• Exercise goal:
Check each line of the entries below for the string "course"; copy every line where it appears.

• Data shown:
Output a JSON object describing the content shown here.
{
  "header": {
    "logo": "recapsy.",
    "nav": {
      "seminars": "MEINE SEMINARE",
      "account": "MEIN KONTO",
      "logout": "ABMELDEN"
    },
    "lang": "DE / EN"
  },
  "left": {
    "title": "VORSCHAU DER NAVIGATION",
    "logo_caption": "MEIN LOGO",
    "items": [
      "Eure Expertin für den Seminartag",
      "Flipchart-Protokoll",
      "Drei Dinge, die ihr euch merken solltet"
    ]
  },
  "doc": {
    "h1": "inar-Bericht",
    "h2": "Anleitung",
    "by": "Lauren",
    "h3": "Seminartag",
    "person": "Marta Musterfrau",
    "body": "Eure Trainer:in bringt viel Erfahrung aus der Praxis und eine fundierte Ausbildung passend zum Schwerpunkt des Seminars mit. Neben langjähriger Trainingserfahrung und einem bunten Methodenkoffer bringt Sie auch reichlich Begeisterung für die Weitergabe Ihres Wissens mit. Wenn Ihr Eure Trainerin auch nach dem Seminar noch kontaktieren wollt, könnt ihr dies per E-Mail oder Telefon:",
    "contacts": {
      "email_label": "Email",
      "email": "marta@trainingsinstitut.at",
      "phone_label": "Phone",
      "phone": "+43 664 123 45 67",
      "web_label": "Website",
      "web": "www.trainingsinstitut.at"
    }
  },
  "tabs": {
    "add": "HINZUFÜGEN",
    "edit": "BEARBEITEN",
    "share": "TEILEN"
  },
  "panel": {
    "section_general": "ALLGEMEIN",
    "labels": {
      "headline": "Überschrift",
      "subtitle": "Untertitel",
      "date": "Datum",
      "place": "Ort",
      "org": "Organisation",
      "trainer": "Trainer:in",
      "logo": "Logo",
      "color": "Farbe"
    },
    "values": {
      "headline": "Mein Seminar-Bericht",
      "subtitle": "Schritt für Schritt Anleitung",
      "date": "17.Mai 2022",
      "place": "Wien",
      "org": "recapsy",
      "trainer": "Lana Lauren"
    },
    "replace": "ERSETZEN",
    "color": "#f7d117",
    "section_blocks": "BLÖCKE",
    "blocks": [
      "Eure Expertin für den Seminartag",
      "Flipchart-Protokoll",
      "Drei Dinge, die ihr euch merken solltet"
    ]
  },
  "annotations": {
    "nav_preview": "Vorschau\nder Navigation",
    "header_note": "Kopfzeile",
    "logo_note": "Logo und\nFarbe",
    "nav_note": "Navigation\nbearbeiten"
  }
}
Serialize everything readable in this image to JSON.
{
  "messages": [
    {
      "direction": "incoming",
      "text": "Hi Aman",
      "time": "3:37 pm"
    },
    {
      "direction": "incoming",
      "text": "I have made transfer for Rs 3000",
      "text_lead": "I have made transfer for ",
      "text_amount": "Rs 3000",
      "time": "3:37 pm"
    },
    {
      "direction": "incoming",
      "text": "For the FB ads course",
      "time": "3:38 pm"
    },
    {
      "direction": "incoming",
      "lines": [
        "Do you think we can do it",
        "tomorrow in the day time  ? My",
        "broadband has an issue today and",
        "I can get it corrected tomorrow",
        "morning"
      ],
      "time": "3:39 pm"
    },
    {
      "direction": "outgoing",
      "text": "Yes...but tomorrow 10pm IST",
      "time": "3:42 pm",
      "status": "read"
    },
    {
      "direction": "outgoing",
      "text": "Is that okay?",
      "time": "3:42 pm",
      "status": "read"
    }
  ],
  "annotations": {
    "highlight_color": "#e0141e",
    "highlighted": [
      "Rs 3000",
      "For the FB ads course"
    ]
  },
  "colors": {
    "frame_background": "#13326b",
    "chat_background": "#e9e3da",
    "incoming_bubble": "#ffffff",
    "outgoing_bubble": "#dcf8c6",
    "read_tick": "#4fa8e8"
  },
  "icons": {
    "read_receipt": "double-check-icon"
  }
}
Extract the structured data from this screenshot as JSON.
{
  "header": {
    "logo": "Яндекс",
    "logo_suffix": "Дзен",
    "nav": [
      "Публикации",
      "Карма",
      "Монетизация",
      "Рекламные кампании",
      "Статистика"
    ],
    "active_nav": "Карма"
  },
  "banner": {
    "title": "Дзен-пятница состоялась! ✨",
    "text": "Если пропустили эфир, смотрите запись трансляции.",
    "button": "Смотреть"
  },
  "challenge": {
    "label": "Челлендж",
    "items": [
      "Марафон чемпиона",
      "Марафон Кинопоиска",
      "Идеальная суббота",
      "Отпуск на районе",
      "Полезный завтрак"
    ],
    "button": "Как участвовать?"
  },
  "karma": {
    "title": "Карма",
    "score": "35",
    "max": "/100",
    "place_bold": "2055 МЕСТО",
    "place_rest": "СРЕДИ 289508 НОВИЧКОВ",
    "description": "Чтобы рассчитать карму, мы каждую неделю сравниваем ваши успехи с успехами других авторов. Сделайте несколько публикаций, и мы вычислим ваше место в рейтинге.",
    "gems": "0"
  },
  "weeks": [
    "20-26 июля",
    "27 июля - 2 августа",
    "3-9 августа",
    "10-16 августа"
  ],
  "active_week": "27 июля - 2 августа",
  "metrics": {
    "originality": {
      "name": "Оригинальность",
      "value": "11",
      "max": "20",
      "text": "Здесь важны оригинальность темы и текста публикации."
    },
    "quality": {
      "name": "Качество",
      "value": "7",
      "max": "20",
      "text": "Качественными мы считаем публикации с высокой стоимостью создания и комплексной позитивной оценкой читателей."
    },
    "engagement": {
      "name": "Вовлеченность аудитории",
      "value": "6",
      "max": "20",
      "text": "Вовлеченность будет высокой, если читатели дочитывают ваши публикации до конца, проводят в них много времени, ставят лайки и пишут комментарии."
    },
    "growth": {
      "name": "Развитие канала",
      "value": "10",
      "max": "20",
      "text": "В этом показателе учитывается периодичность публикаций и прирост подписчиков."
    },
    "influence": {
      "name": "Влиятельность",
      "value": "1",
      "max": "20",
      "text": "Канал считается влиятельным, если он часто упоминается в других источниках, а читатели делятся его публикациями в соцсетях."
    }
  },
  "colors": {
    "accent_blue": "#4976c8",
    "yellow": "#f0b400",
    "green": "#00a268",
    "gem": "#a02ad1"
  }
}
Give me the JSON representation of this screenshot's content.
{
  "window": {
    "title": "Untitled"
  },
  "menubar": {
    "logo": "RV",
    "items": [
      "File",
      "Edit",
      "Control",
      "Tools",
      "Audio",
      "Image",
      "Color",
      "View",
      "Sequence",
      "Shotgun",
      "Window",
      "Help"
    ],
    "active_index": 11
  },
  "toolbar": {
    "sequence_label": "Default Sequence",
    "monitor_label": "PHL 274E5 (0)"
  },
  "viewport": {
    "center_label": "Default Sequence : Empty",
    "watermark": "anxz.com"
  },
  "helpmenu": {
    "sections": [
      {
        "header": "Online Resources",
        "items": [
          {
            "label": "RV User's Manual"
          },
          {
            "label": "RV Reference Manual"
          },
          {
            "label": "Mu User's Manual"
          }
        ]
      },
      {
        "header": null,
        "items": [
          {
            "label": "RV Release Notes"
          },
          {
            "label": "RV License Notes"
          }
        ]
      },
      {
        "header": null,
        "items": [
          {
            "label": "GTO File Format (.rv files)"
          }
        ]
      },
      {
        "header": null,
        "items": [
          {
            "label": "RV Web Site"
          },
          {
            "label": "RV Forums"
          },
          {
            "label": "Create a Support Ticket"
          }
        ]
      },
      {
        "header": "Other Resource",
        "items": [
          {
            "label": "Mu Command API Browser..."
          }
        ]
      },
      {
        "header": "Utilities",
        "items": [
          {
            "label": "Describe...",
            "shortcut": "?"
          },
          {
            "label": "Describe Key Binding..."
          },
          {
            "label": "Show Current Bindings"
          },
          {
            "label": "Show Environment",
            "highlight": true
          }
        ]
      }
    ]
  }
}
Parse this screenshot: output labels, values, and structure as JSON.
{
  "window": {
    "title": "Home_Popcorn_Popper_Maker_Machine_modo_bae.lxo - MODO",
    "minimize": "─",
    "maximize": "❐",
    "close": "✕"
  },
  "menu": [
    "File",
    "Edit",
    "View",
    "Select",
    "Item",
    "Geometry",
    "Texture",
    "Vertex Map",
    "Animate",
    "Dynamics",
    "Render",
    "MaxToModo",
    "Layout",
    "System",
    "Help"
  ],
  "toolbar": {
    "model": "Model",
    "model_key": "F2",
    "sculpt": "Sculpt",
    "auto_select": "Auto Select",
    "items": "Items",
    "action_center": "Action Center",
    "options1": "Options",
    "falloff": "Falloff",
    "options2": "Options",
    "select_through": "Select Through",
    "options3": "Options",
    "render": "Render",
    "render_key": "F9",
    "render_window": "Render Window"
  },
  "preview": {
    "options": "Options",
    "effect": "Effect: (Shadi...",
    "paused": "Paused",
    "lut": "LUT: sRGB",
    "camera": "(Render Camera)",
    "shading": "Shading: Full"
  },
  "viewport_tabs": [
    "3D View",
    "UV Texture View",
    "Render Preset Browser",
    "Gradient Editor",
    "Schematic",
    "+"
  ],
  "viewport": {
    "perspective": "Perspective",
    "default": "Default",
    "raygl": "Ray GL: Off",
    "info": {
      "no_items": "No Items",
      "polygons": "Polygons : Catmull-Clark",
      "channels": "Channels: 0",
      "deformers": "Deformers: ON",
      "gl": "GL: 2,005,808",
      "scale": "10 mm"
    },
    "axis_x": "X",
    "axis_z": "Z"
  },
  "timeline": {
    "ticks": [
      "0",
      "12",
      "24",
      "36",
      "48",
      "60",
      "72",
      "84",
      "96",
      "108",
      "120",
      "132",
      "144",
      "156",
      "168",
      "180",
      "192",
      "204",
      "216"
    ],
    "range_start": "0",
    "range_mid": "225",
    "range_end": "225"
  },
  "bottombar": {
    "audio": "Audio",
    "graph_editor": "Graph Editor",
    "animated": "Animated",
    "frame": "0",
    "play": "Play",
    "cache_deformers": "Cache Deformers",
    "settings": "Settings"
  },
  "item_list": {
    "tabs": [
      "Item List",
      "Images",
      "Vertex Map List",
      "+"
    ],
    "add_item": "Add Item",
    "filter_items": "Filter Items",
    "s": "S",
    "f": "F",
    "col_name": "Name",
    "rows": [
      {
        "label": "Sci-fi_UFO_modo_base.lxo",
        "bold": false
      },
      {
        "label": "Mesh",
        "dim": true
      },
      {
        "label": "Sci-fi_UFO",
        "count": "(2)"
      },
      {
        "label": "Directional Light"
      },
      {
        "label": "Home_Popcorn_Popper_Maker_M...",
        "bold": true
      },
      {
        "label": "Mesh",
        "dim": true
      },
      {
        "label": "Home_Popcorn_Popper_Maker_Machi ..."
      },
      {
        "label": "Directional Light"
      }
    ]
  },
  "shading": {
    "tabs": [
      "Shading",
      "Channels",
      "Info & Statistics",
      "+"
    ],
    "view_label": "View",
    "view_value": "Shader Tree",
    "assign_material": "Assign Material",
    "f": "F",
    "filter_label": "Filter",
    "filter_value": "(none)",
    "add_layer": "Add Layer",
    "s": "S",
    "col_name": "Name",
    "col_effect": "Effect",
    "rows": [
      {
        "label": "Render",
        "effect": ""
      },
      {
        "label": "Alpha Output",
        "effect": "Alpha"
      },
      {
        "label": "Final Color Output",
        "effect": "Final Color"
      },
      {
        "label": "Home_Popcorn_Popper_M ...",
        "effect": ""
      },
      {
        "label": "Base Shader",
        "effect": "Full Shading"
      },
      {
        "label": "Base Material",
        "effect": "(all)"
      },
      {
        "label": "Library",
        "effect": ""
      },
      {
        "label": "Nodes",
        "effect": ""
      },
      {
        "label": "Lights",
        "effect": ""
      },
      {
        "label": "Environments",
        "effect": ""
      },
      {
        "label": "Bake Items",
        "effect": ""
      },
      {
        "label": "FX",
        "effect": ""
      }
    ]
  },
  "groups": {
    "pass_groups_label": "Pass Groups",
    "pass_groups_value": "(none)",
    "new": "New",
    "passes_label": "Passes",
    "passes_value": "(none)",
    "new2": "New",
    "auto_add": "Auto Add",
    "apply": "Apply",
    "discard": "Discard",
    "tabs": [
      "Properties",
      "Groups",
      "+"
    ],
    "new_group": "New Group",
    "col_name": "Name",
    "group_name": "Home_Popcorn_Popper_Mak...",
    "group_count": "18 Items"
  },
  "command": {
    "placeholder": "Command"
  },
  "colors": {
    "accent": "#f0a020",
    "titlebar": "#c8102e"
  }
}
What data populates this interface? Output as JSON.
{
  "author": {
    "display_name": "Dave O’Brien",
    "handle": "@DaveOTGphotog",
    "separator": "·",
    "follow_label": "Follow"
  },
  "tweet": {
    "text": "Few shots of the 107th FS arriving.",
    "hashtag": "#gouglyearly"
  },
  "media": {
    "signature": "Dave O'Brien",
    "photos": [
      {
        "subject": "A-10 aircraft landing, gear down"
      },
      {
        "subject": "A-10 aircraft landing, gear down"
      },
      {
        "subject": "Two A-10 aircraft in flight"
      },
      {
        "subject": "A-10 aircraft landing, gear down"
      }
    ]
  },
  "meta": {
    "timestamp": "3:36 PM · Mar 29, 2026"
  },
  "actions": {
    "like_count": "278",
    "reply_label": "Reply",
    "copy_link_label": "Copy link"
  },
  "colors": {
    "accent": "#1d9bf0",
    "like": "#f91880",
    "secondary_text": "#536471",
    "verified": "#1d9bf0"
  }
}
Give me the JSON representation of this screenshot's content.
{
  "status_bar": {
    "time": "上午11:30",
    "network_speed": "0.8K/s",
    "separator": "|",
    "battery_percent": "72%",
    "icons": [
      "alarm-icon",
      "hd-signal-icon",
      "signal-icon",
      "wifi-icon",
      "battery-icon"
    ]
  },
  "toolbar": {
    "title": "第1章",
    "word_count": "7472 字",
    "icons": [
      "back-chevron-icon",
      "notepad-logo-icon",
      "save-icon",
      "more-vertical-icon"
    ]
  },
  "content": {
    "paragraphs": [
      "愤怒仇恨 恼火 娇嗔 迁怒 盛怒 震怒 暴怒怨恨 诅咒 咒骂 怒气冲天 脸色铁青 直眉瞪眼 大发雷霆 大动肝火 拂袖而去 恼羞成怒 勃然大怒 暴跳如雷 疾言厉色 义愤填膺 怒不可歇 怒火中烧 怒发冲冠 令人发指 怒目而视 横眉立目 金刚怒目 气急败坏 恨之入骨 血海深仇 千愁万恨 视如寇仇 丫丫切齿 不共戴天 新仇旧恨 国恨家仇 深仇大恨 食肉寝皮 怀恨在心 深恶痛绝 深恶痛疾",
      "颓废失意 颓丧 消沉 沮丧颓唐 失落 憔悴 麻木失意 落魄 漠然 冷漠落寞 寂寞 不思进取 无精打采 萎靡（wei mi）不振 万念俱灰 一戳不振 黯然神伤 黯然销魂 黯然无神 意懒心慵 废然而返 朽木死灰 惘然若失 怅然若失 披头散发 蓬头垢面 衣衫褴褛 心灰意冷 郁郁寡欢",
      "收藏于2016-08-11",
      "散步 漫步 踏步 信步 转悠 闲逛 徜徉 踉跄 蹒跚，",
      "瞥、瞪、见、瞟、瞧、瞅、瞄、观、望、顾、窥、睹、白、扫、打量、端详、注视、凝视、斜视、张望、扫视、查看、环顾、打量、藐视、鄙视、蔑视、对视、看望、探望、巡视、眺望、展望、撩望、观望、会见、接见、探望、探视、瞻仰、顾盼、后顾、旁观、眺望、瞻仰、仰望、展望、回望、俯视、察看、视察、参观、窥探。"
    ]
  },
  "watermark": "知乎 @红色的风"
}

• Output of the exercise:
      "text": "For the FB ads course",
      "For the FB ads course"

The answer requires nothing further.